By Tyler Falk
Posting in Architecture
Providence, R.I., has a 3-story, 10,000 square-foot office building that was made with 32 recycled shipping containers.
Shipping container architecture is certainly not a new concept. We've seen it used for everything from a Starbucks to pop-up grocery stores. But that doesn't make it any less interesting when stackable shipping containers are used to make buildings.
In Providence, R.I., a 3-story, 10,000 square-foot office building, aptly named the "Box Office," has been built using 32 recycled shipping containers.
Like many of the designs that use shipping containers, sustainability was a top priority, using sustainable building material and cutting energy use. It's also half the cost of a conventional building. This one cost $1.8 million, NPR reported.
But the challenge for this building is something other shipping container stores, like the Starbucks container store, don't have to deal with. This building actually has to attract companies and organization willing to pay to work in the space. So far, the building has been relatively successful leasing out space. Currently, it is 75 percent full. Not bad for working in a box.
Would you want to work in a shipping container office?
Photo: Nat Rea/distill studio
Mar 14, 2012
Yes yes, I know insulation is the solution, but the photo of the buildings only show the outside of the container, therefore, all insulation, wiring and plumbing are on the inside. If you have ever been inside of a container, their dimentions are already quite restricted. I suspect that all the additions, to make them have comfortable environments, would reduce their internal dimentions by about 6 inches (15 cm) on the outside surface areas (walls, floors and ceiling). To make a better sales pitch, this article should have included a floor plan layout and inside photos.

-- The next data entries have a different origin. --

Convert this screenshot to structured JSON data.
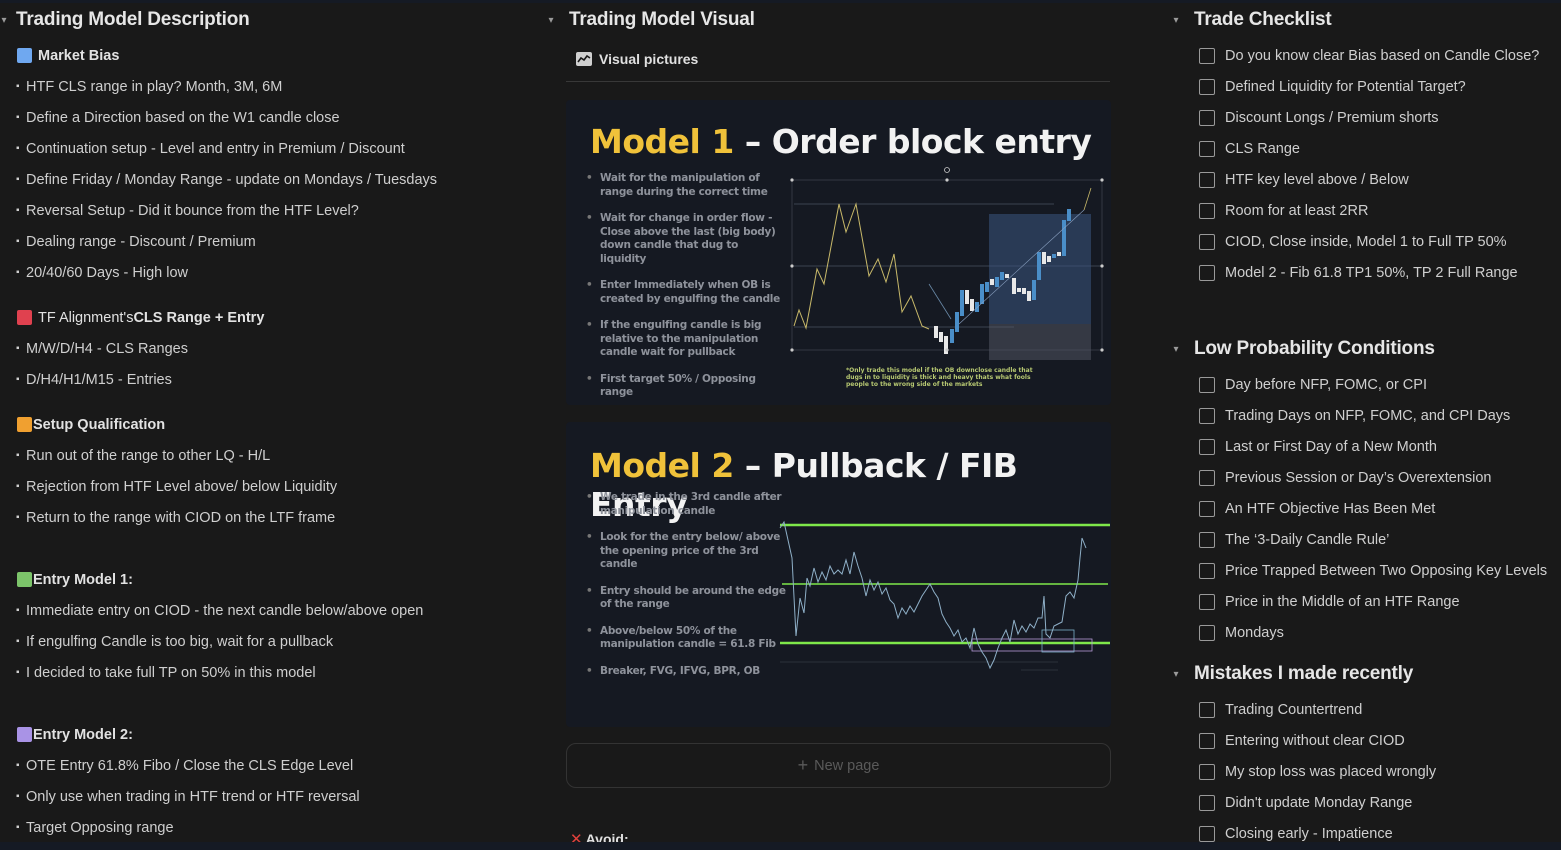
{
  "left": {
    "title": "Trading Model Description",
    "blocks": [
      {
        "color": "#6fa8f0",
        "heading": "Market Bias",
        "heading_prefix": "",
        "items": [
          "HTF CLS range in play? Month, 3M, 6M",
          "Define a Direction based on the W1 candle close",
          "Continuation setup - Level and entry in Premium / Discount",
          "Define Friday / Monday Range - update on Mondays / Tuesdays",
          "Reversal Setup - Did it bounce from the HTF Level?",
          "Dealing range - Discount / Premium",
          "20/40/60 Days - High low"
        ]
      },
      {
        "color": "#e0414f",
        "heading_prefix": "TF Alignment's ",
        "heading": "CLS Range + Entry",
        "items": [
          "M/W/D/H4 - CLS Ranges",
          "D/H4/H1/M15 - Entries"
        ]
      },
      {
        "color": "#f0a030",
        "heading": "Setup Qualification",
        "heading_prefix": "",
        "items": [
          "Run out of the range to other LQ - H/L",
          "Rejection from HTF Level above/ below Liquidity",
          "Return to the range with CIOD on the LTF frame"
        ]
      },
      {
        "color": "#7cc46a",
        "heading": "Entry Model 1:",
        "heading_prefix": "",
        "items": [
          "Immediate entry on CIOD - the next candle below/above open",
          "If engulfing Candle is too big, wait for a pullback",
          "I decided to take full TP on 50% in this model"
        ]
      },
      {
        "color": "#a993e6",
        "heading": "Entry Model 2:",
        "heading_prefix": "",
        "items": [
          "OTE Entry 61.8% Fibo / Close the CLS Edge Level",
          "Only use when trading in HTF trend or HTF reversal",
          "Target Opposing range"
        ]
      }
    ]
  },
  "middle": {
    "title": "Trading Model Visual",
    "link_label": "Visual pictures",
    "model1": {
      "title_accent": "Model 1",
      "title_rest": " – Order block entry",
      "bullets": [
        "Wait for the manipulation of range during the correct time",
        "Wait for change in order flow - Close above the last (big body) down candle that dug to liquidity",
        "Enter Immediately when OB is created by engulfing the candle",
        "If the engulfing candle is big relative to the manipulation candle wait for pullback",
        "First target 50% / Opposing range"
      ],
      "note": "*Only trade this model if the OB downclose candle that dugs in to liquidity is thick and heavy thats what fools people to the wrong side of the markets"
    },
    "model2": {
      "title_accent": "Model 2",
      "title_rest": " – Pullback / FIB Entry",
      "bullets": [
        "We trade in the 3rd candle after manipulation candle",
        "Look for the entry below/ above the opening price of the 3rd candle",
        "Entry should be around the edge of the range",
        "Above/below 50% of the manipulation candle = 61.8 Fib",
        "Breaker, FVG, IFVG, BPR, OB"
      ]
    },
    "new_page_label": "New page",
    "avoid_label": "Avoid:"
  },
  "right": {
    "sections": [
      {
        "title": "Trade Checklist",
        "items": [
          "Do you know clear Bias based on Candle Close?",
          "Defined Liquidity for Potential Target?",
          "Discount Longs / Premium shorts",
          "CLS Range",
          "HTF key level above / Below",
          "Room for at least 2RR",
          "CIOD, Close inside, Model 1 to Full TP 50%",
          "Model 2 - Fib 61.8 TP1 50%, TP 2 Full Range"
        ]
      },
      {
        "title": "Low Probability Conditions",
        "items": [
          "Day before NFP, FOMC, or CPI",
          "Trading Days on NFP, FOMC, and CPI Days",
          "Last or First Day of a New Month",
          "Previous Session or Day’s Overextension",
          "An HTF Objective Has Been Met",
          "The ‘3-Daily Candle Rule’",
          "Price Trapped Between Two Opposing Key Levels",
          "Price in the Middle of an HTF Range",
          "Mondays"
        ]
      },
      {
        "title": "Mistakes I made recently",
        "items": [
          "Trading Countertrend",
          "Entering without clear CIOD",
          "My stop loss was placed wrongly",
          "Didn't update Monday Range",
          "Closing early - Impatience"
        ]
      }
    ]
  },
  "colors": {
    "background": "#191919",
    "accent_yellow": "#f0c23a",
    "range_green": "#7ee84a",
    "candle_blue": "#4a8ec8"
  }
}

The original story describes the building as "like any other office space" & "windows, electric and plumbing". There will also be a foundation, flooring, wallboard, drop ceiling, heating & AC units, an elevator, stairways, the structural steel frame that holds it all together, the parking lot & landscaping. There's no mention of whether the $1.8M included the cost of the site, utility lines, or access to the building.
I agree that such a building is structurally stronger, but steel transmits heat too well, making temperature regulation a bit of a challange.